Other definitions for matilda (2 of 2)

[ muh-til-duh; for 3 also Italian mah-teel-dah ]
/ məˈtɪl də; for 3 also Italian mɑˈtil dɑ /

Also called Maud [mawd] /mɔd/ .1102–67, empress of the Holy Roman Empire 1114–25; queen of England 1141 (daughter of Henry I of England).
Military. a 26½-ton British tank of early World War II, having a crew of four and armed with a 40 mm gun.
Also Ma·til·de [muh-til-duh; French ma-teeld; Italian mah-teel-de]. /məˈtɪl də; French maˈtild; Italian mɑˈtil dɛ/. a female given name.
Dictionary.com Unabridged Based on the Random House Unabridged Dictionary, © Random House, Inc. 2022

How to use matilda in a sentence

British Dictionary definitions for matilda (1 of 2)

/ (məˈtɪldə) /

noun Australian informal
a bushman's swag
waltz Matilda or walk Matilda to travel the road carrying one's swag

Word Origin for Matilda

C20: from the Christian name

British Dictionary definitions for matilda (2 of 2)

/ (məˈtɪldə) /

known as the Empress Maud. 1102–67, only daughter of Henry I of England and wife of Geoffrey of Anjou.

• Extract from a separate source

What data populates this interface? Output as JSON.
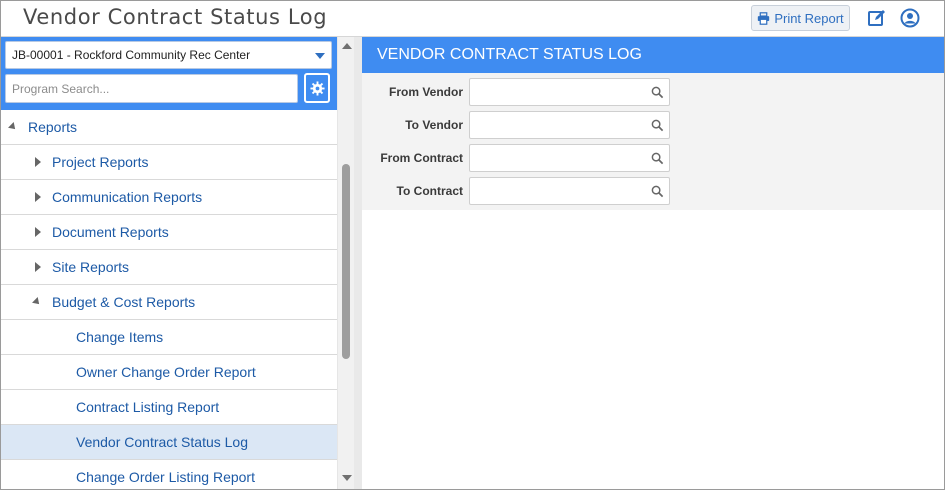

After her father's death (1135) she unsuccessfully waged a civil war with Stephen for the English throne; her son succeeded as Henry II
Collins English Dictionary - Complete & Unabridged 2012 Digital Edition © William Collins Sons & Co. Ltd. 1979, 1986 © HarperCollins Publishers 1998, 2000, 2003, 2005, 2006, 2007, 2009, 2012